Through a special arrangement, presented here for discussion is a summary of a current article from the Retail TouchPoints website.
L Brands recently indicated it will either outright eliminate or significantly reduce the mailings of its iconic Victoria’s Secret catalog as part of a larger move to focus on core products and digital advertisements.
The company is also reorganizing into three business units — Victoria’s Secret Lingerie, Pink and Victoria’s Secret Beauty — cutting 200 home office jobs, reducing its promotional offers, and eliminating some non-core categories, including swim. The changes come as the lingerie chain has been outperforming much of retail with comparable-store sales ahead five percent in 2015.
The Wall Street Journal was among those that reported the catalog is being discontinued, although it wasn’t certain if it was only being de-emphasized. L Brand officials declined further comment.
Touching on the catalog closing, L Brands said in a statement that it is “evolving how the business connects with customers through more focus on loyalty programs and brand-building engagement rather than traditional catalogues and offers.”
The catalog, featuring scantily clad supermodels, has been around for at least three decades. The retailer typically sent out between 250 million to 300 million copies in 22 installments globally each year.
Catalogs are seen by many as bad for the environment and as mailbox spam. Retail Touchpoints also noted that, in addition to expense, it’s more difficult for brands to target paper catalogs to specific customer groups or individuals compared to digital forms of marketing and communications.
The catalog business has seen a resurgence or at least stabilized in recent years.
J.C. Penney Co. eliminated its catalog in 2010, but brought it back in 2015 after finding customers browse catalogs and then buy online. Restoration Hardware, Chico’s, Pottery Barn, Anthropologie, J. Crew, L.L. Bean and Athleta still sending out catalogs.

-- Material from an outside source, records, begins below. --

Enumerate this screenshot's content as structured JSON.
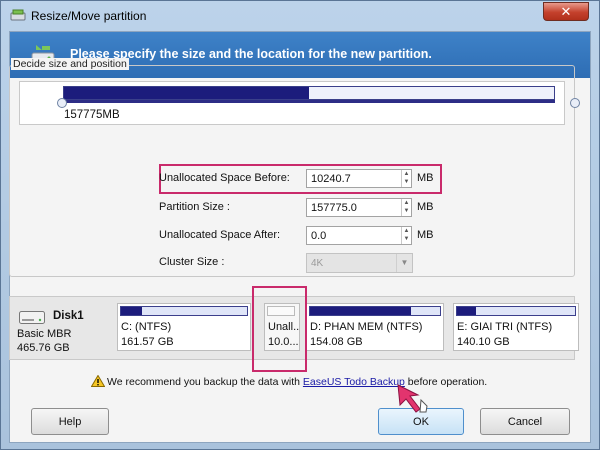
{
  "window": {
    "title": "Resize/Move partition",
    "close_label": "✕"
  },
  "banner": {
    "text": "Please specify the size and the location for the new partition."
  },
  "group": {
    "legend": "Decide size and position"
  },
  "slider": {
    "size_label": "157775MB",
    "fill_fraction": 0.5
  },
  "fields": {
    "before": {
      "label": "Unallocated Space Before:",
      "value": "10240.7",
      "unit": "MB"
    },
    "size": {
      "label": "Partition Size :",
      "value": "157775.0",
      "unit": "MB"
    },
    "after": {
      "label": "Unallocated Space After:",
      "value": "0.0",
      "unit": "MB"
    },
    "cluster": {
      "label": "Cluster Size :",
      "value": "4K"
    }
  },
  "disk": {
    "name": "Disk1",
    "type": "Basic MBR",
    "size": "465.76 GB",
    "partitions": [
      {
        "name": "C: (NTFS)",
        "size": "161.57 GB",
        "fill": 0.17
      },
      {
        "name": "Unall...",
        "size": "10.0...",
        "fill": 0
      },
      {
        "name": "D: PHAN MEM  (NTFS)",
        "size": "154.08 GB",
        "fill": 0.78
      },
      {
        "name": "E: GIAI TRI (NTFS)",
        "size": "140.10 GB",
        "fill": 0.16
      }
    ]
  },
  "notice": {
    "prefix": "We recommend you backup the data with ",
    "link": "EaseUS Todo Backup",
    "suffix": " before operation."
  },
  "buttons": {
    "help": "Help",
    "ok": "OK",
    "cancel": "Cancel"
  },
  "icons": {
    "app": "partition-tool-icon",
    "banner": "drive-resize-icon",
    "disk": "hard-disk-icon",
    "warning": "warning-icon",
    "cursor": "mouse-pointer-icon"
  },
  "colors": {
    "bar_fill": "#1c1c7c",
    "highlight": "#c92a6b",
    "banner": "#3e82c8"
  }
}
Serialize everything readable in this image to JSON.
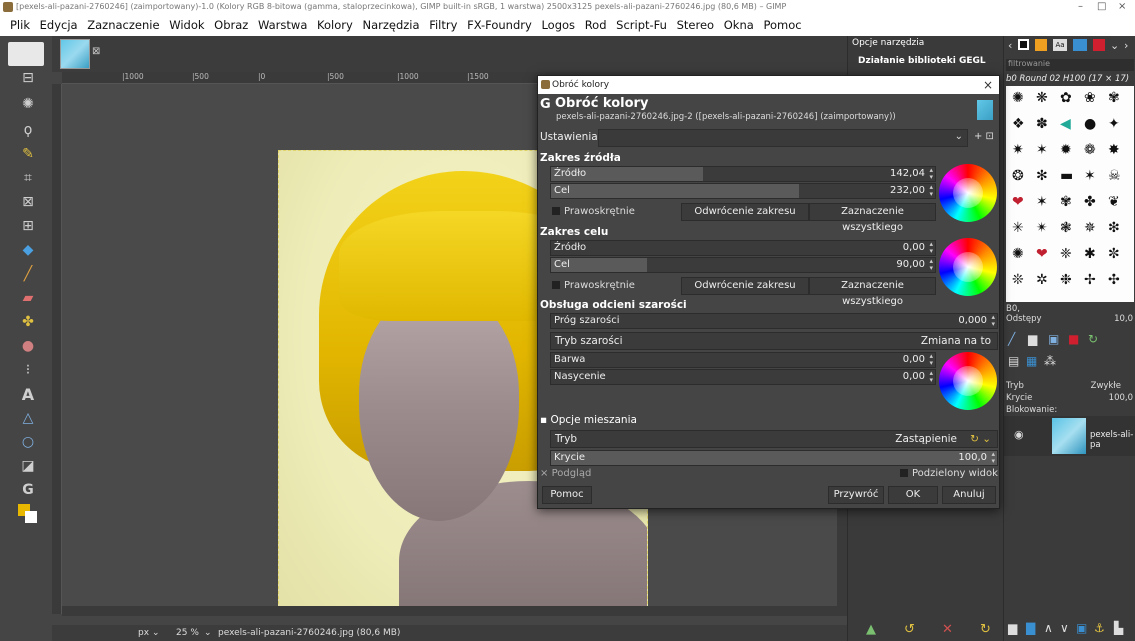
{
  "window": {
    "title": "[pexels-ali-pazani-2760246] (zaimportowany)-1.0 (Kolory RGB 8-bitowa (gamma, staloprzecinkowa), GIMP built-in sRGB, 1 warstwa) 2500x3125 pexels-ali-pazani-2760246.jpg (80,6 MB) – GIMP",
    "minimize": "–",
    "maximize": "□",
    "close": "×"
  },
  "menu": [
    "Plik",
    "Edycja",
    "Zaznaczenie",
    "Widok",
    "Obraz",
    "Warstwa",
    "Kolory",
    "Narzędzia",
    "Filtry",
    "FX-Foundry",
    "Logos",
    "Rod",
    "Script-Fu",
    "Stereo",
    "Okna",
    "Pomoc"
  ],
  "ruler": {
    "h_ticks": [
      "|1000",
      "|500",
      "|0",
      "|500",
      "|1000",
      "|1500"
    ],
    "v_ticks": [
      "0",
      "5",
      "1",
      "1",
      "1",
      "2",
      "2",
      "3"
    ]
  },
  "status": {
    "unit": "px",
    "zoom": "25 %",
    "file": "pexels-ali-pazani-2760246.jpg (80,6 MB)"
  },
  "tool_options": {
    "tab": "Opcje narzędzia",
    "heading": "Działanie biblioteki GEGL"
  },
  "brushes": {
    "filter": "filtrowanie",
    "name": "b0 Round 02 H100 (17 × 17)",
    "label_b": "B0,",
    "spacing_label": "Odstępy",
    "spacing_value": "10,0"
  },
  "layers": {
    "mode_label": "Tryb",
    "mode_value": "Zwykłe",
    "opacity_label": "Krycie",
    "opacity_value": "100,0",
    "lock_label": "Blokowanie:",
    "layer_name": "pexels-ali-pa"
  },
  "dialog": {
    "window_title": "Obróć kolory",
    "heading": "Obróć kolory",
    "subtitle": "pexels-ali-pazani-2760246.jpg-2 ([pexels-ali-pazani-2760246] (zaimportowany))",
    "presets_label": "Ustawienia:",
    "source_range": {
      "title": "Zakres źródła",
      "from_label": "Źródło",
      "from_value": "142,04",
      "from_fraction": 0.395,
      "to_label": "Cel",
      "to_value": "232,00",
      "to_fraction": 0.645,
      "clockwise": "Prawoskrętnie",
      "invert": "Odwrócenie zakresu",
      "select_all": "Zaznaczenie wszystkiego"
    },
    "dest_range": {
      "title": "Zakres celu",
      "from_label": "Źródło",
      "from_value": "0,00",
      "from_fraction": 0.0,
      "to_label": "Cel",
      "to_value": "90,00",
      "to_fraction": 0.25,
      "clockwise": "Prawoskrętnie",
      "invert": "Odwrócenie zakresu",
      "select_all": "Zaznaczenie wszystkiego"
    },
    "gray": {
      "title": "Obsługa odcieni szarości",
      "threshold_label": "Próg szarości",
      "threshold_value": "0,000",
      "mode_label": "Tryb szarości",
      "mode_value": "Zmiana na to",
      "hue_label": "Barwa",
      "hue_value": "0,00",
      "sat_label": "Nasycenie",
      "sat_value": "0,00"
    },
    "blending": {
      "title": "Opcje mieszania",
      "mode_label": "Tryb",
      "mode_value": "Zastąpienie",
      "opacity_label": "Krycie",
      "opacity_value": "100,0",
      "opacity_fraction": 1.0
    },
    "preview": "Podgląd",
    "split_view": "Podzielony widok",
    "help": "Pomoc",
    "reset": "Przywróć",
    "ok": "OK",
    "cancel": "Anuluj"
  }
}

In a research note entitled, “Every Guy’s Worst Nightmare,” Citi analyst Paul Lejuez, estimated the company would save about $100 million by eliminating the catalogs, but the move could hurt sales “as the brand may be less top of mind with male and female customers long-term.”
- L Brands Reports March 2016 Sales – L Brands

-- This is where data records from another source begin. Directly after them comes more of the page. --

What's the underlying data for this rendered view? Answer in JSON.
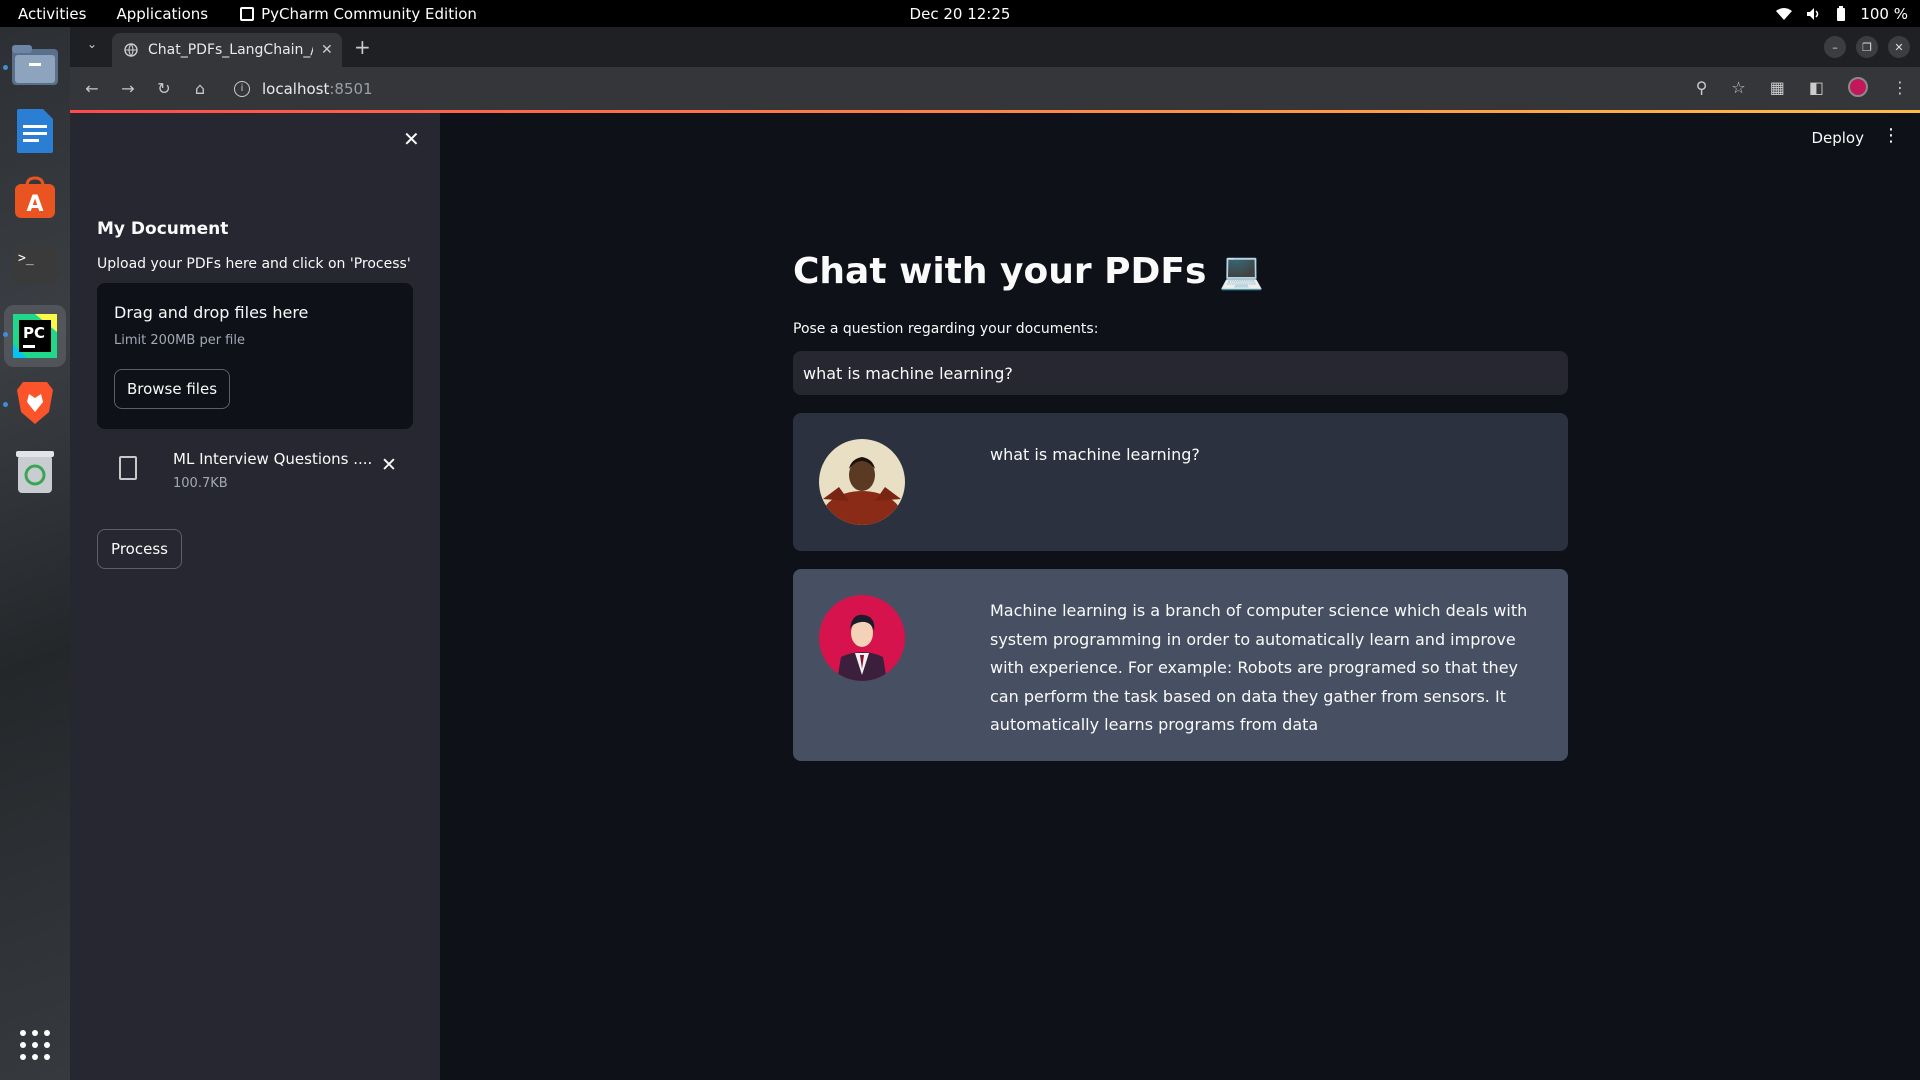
{
  "topbar": {
    "activities": "Activities",
    "applications": "Applications",
    "app_name": "PyCharm Community Edition",
    "clock": "Dec 20  12:25",
    "battery": "100 %"
  },
  "dock": {
    "items": [
      "files-icon",
      "writer-icon",
      "app-center-icon",
      "terminal-icon",
      "pycharm-icon",
      "brave-icon",
      "trash-icon"
    ]
  },
  "browser": {
    "tab_title": "Chat_PDFs_LangChain_/",
    "url_host": "localhost",
    "url_port": ":8501"
  },
  "sidebar": {
    "title": "My Document",
    "upload_label": "Upload your PDFs here and click on 'Process'",
    "dropzone_title": "Drag and drop files here",
    "dropzone_limit": "Limit 200MB per file",
    "browse_label": "Browse files",
    "file": {
      "name": "ML Interview Questions ....",
      "size": "100.7KB"
    },
    "process_label": "Process"
  },
  "header": {
    "deploy_label": "Deploy"
  },
  "main": {
    "title": "Chat with your PDFs 💻",
    "question_label": "Pose a question regarding your documents:",
    "question_value": "what is machine learning?",
    "messages": [
      {
        "role": "user",
        "text": "what is machine learning?"
      },
      {
        "role": "bot",
        "text": "Machine learning is a branch of computer science which deals with system programming in order to automatically learn and improve with experience. For example: Robots are programed so that they can perform the task based on data they gather from sensors. It automatically learns programs from data"
      }
    ]
  },
  "colors": {
    "app_bg": "#0e1117",
    "sidebar_bg": "#262730",
    "user_msg_bg": "#2b313e",
    "bot_msg_bg": "#475063",
    "accent": "#ff4b4b"
  }
}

- Does End Of Victoria’s Secret Catalog Signal Print Marketing’s Demise? – Retail TouchPoints
- Victoria’s Secret Turns Its Back on the Catalog – The Wall Street Journal (sub. required)
- Victoria’s Secret may ‘tread water’ upon swim exit – CNBC
Should Victoria’s Secret discontinue its catalog? What do you see as the pros and cons of such a move?